Back at CES 2024, it turned out that the AMD Ryzen 8700G Phoenix APU series has thermal paste under the lid as a thermal interface. Overclocking expert Roman “der8auer” Hartung has published several tests that show the ability to increase performance and significantly reduce temperatures.
The visual inspection made Der8auer concerned that its Delid-Die-Mate lid remover might not be compatible with the Ryzen 8000G series. However, the removal process went flawlessly and was made even easier thanks to the thermal paste. The 8700G was removed without damage, so the test plan could continue. The tests were performed in three stages. First, the 8700G was tested in its standard form and overclocked at 5.0 GHz. Next was a test with the KryoSheet graphene plate under the lid, and finally with liquid metal as the thermal interface.
He noted that the manually overclocked Ryzen 7 8700G will be about 5% inferior to the Ryzen 7 7700X in Cinebench at 5.0 GHz. However, some people will prefer the Phoenix chip because of its powerful iGPU.

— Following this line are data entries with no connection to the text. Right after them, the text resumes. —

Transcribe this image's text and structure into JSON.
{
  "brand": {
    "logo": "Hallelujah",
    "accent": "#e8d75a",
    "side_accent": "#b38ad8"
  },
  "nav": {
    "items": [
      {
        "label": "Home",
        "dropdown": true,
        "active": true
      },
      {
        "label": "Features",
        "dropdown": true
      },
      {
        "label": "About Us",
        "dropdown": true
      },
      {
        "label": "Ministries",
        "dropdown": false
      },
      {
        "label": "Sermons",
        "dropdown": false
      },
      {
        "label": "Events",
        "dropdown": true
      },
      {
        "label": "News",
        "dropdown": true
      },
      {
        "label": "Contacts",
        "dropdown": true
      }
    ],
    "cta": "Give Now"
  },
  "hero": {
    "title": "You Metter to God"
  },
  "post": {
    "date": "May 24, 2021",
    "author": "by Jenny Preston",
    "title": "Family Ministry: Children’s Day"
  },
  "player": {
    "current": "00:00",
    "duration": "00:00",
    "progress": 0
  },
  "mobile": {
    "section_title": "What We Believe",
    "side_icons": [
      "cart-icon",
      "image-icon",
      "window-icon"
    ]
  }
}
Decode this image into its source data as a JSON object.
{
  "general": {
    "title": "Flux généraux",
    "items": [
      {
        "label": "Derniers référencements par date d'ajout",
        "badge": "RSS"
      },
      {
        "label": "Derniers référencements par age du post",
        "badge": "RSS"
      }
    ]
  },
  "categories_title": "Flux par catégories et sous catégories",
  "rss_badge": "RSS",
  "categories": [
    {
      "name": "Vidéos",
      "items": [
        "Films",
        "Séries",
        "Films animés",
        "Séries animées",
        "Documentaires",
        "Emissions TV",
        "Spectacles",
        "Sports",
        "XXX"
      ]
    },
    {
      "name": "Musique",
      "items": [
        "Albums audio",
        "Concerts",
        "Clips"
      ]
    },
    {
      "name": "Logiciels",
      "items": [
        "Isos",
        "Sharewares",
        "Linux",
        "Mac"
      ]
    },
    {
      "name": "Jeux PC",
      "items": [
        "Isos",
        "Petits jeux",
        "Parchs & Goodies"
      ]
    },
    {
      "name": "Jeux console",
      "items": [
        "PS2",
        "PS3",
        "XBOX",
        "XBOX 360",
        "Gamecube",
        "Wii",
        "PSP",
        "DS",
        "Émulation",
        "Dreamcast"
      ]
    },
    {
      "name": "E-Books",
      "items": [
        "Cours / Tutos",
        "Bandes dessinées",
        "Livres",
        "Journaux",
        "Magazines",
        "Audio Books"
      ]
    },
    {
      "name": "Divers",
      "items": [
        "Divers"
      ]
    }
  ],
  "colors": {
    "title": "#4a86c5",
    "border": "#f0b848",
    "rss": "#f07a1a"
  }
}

The diagram shows that the KryoSheet graphene thermal interface reached temperatures 10-15 degrees lower than standard ones. What is most impressive is that the use of liquid metal resulted in a temperature reduction of about 20-25 degrees.
Seeing the good performance of the liquid metal chip, Der8auer found that the overclocking limit already reached 5.3 GHz, and the core temperature did not rise above 80 degrees. The processor performance measured in Cinebench was 15-17% better than the initial one.
Such manipulations can bring real benefits in some scenarios. For example, in systems with limited space, where the size and design of the cooler is critical, or if people want very quiet operation.